• Supplied data:
****************

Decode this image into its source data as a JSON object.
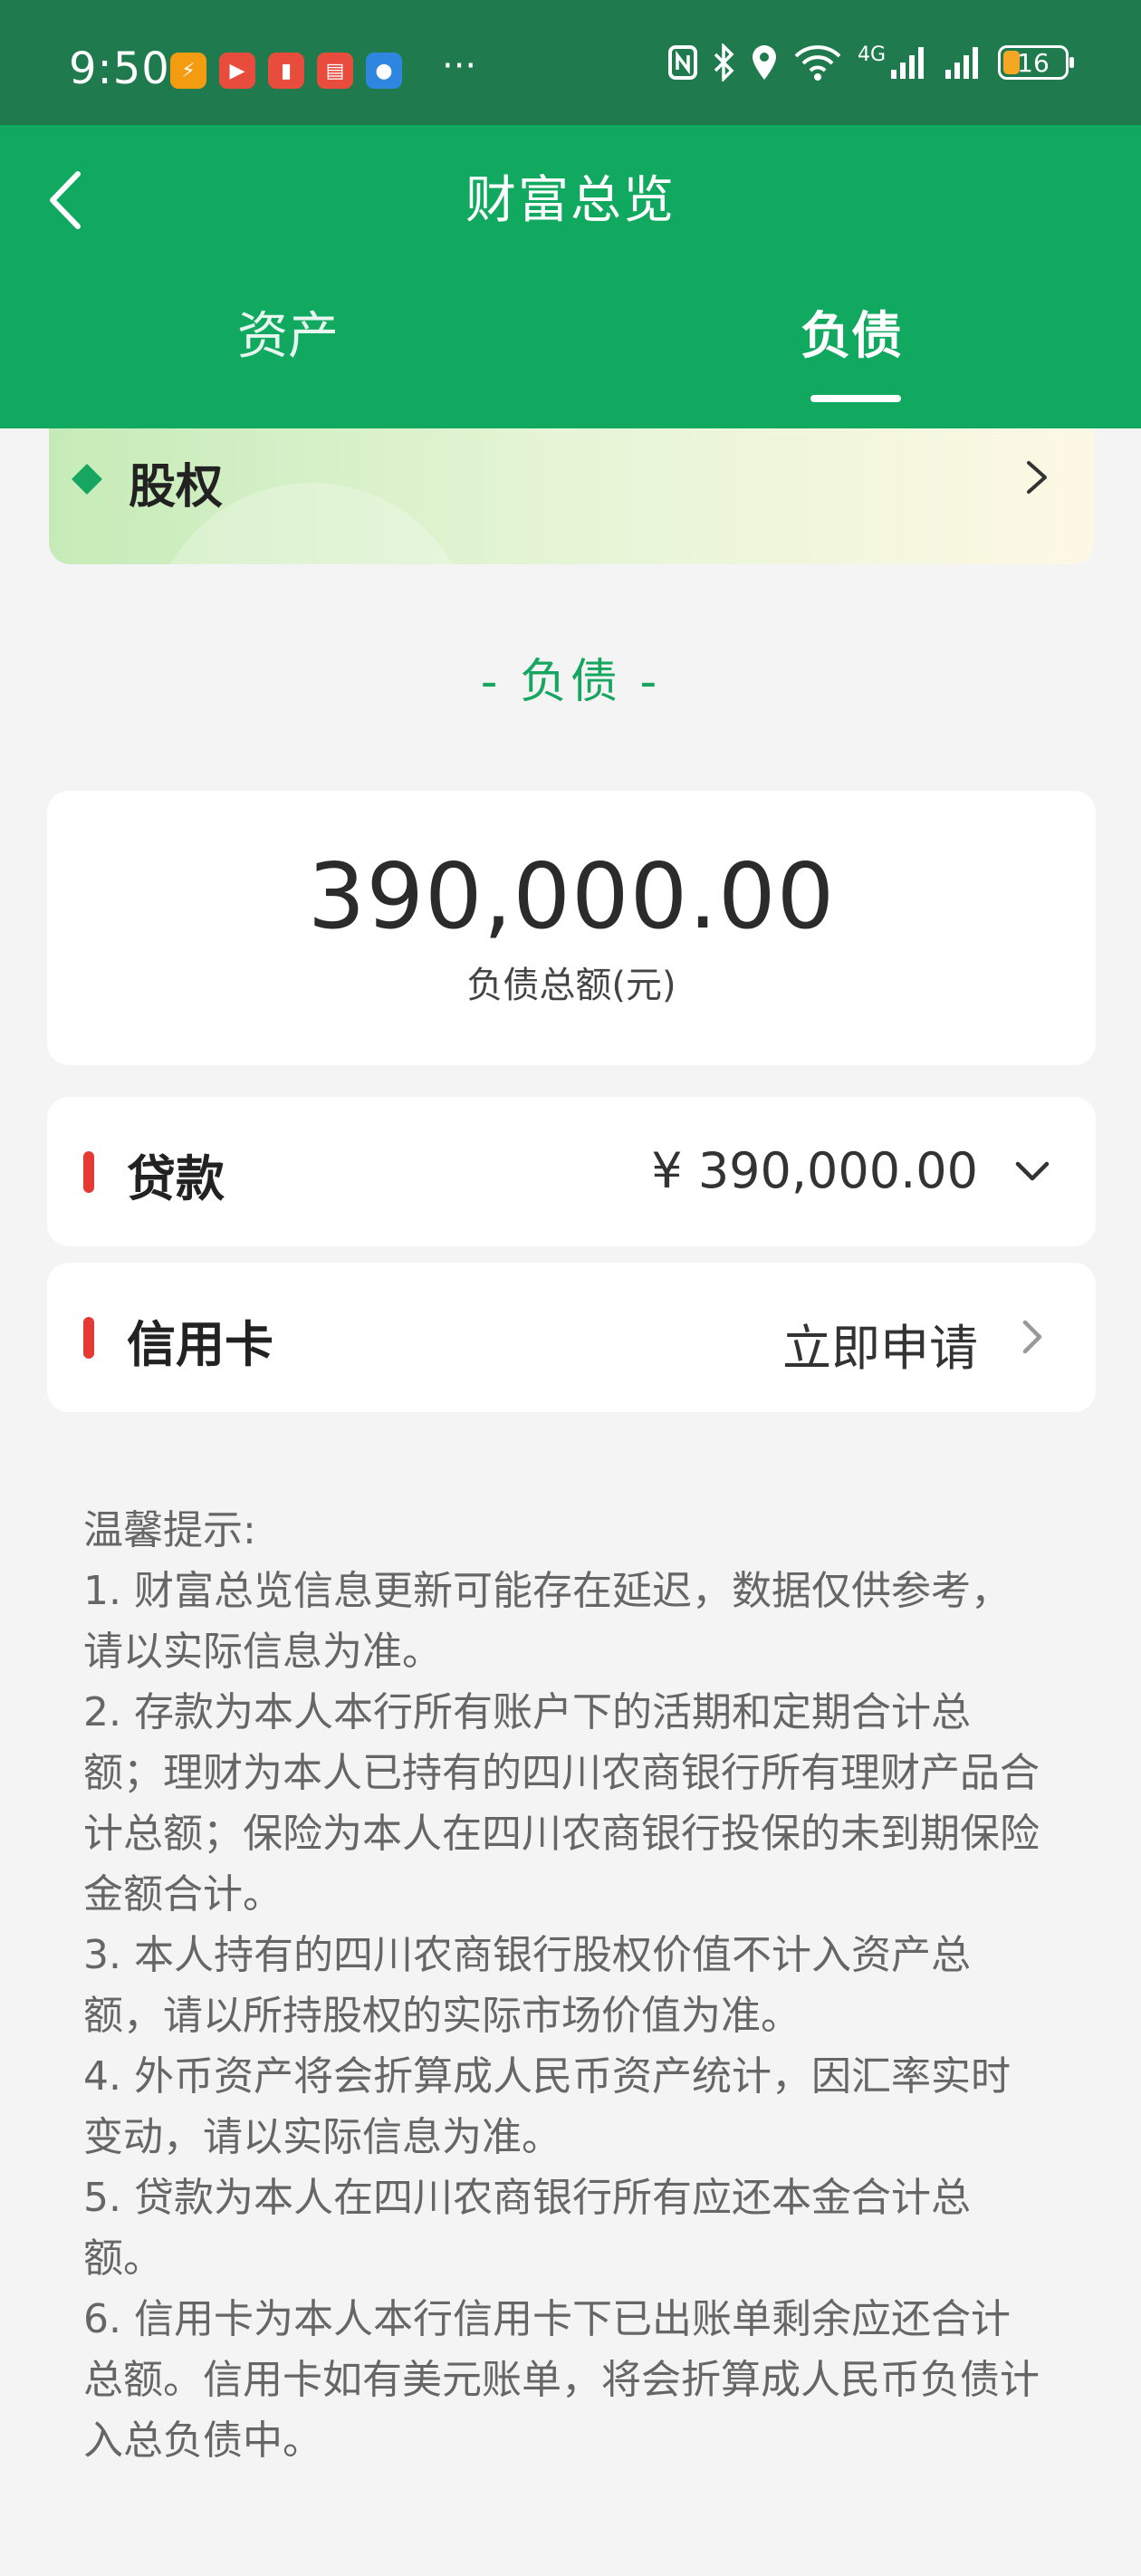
{
  "status_bar": {
    "time": "9:50",
    "more": "···",
    "battery": "16",
    "network": "4G"
  },
  "header": {
    "title": "财富总览",
    "tabs": [
      {
        "label": "资产",
        "active": false
      },
      {
        "label": "负债",
        "active": true
      }
    ]
  },
  "equity": {
    "label": "股权"
  },
  "section": {
    "title": "- 负债 -"
  },
  "total": {
    "amount": "390,000.00",
    "label": "负债总额(元)"
  },
  "rows": [
    {
      "label": "贷款",
      "value": "¥ 390,000.00"
    },
    {
      "label": "信用卡",
      "value": "立即申请"
    }
  ],
  "tips": {
    "heading": "温馨提示:",
    "items": [
      "1. 财富总览信息更新可能存在延迟，数据仅供参考，请以实际信息为准。",
      "2. 存款为本人本行所有账户下的活期和定期合计总额；理财为本人已持有的四川农商银行所有理财产品合计总额；保险为本人在四川农商银行投保的未到期保险金额合计。",
      "3. 本人持有的四川农商银行股权价值不计入资产总额，请以所持股权的实际市场价值为准。",
      "4. 外币资产将会折算成人民币资产统计，因汇率实时变动，请以实际信息为准。",
      "5. 贷款为本人在四川农商银行所有应还本金合计总额。",
      "6. 信用卡为本人本行信用卡下已出账单剩余应还合计总额。信用卡如有美元账单，将会折算成人民币负债计入总负债中。"
    ]
  },
  "colors": {
    "header_green": "#11a85f",
    "status_green": "#1f7a4d",
    "accent_green": "#17a660",
    "red_marker": "#e53935"
  }
}
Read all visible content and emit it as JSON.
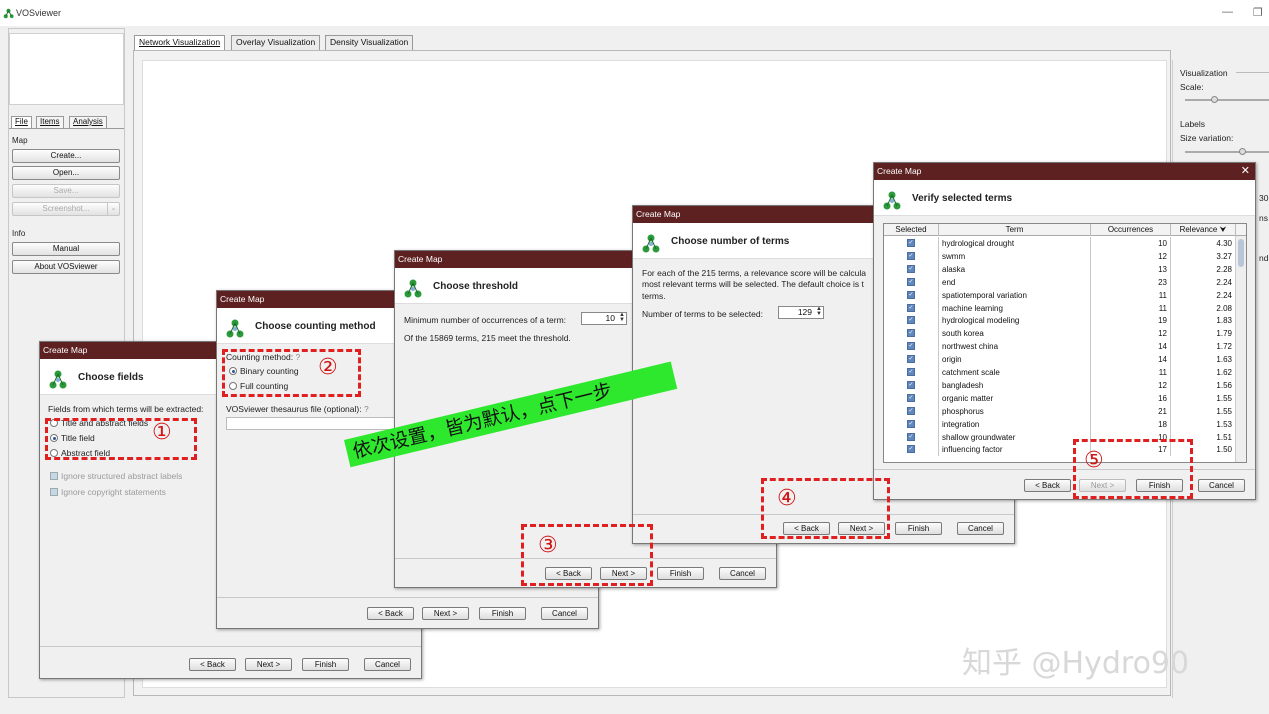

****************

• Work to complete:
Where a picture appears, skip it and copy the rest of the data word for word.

• Final answer:
Decode this image into its source data as a JSON object.
{
  "status_bar": {
    "time": "9:50",
    "more": "···",
    "battery": "16",
    "network": "4G"
  },
  "header": {
    "title": "财富总览",
    "tabs": [
      {
        "label": "资产",
        "active": false
      },
      {
        "label": "负债",
        "active": true
      }
    ]
  },
  "equity": {
    "label": "股权"
  },
  "section": {
    "title": "- 负债 -"
  },
  "total": {
    "amount": "390,000.00",
    "label": "负债总额(元)"
  },
  "rows": [
    {
      "label": "贷款",
      "value": "¥ 390,000.00"
    },
    {
      "label": "信用卡",
      "value": "立即申请"
    }
  ],
  "tips": {
    "heading": "温馨提示:",
    "items": [
      "1. 财富总览信息更新可能存在延迟，数据仅供参考，请以实际信息为准。",
      "2. 存款为本人本行所有账户下的活期和定期合计总额；理财为本人已持有的四川农商银行所有理财产品合计总额；保险为本人在四川农商银行投保的未到期保险金额合计。",
      "3. 本人持有的四川农商银行股权价值不计入资产总额，请以所持股权的实际市场价值为准。",
      "4. 外币资产将会折算成人民币资产统计，因汇率实时变动，请以实际信息为准。",
      "5. 贷款为本人在四川农商银行所有应还本金合计总额。",
      "6. 信用卡为本人本行信用卡下已出账单剩余应还合计总额。信用卡如有美元账单，将会折算成人民币负债计入总负债中。"
    ]
  },
  "colors": {
    "header_green": "#11a85f",
    "status_green": "#1f7a4d",
    "accent_green": "#17a660",
    "red_marker": "#e53935"
  }
}
Read all visible content and emit it as JSON.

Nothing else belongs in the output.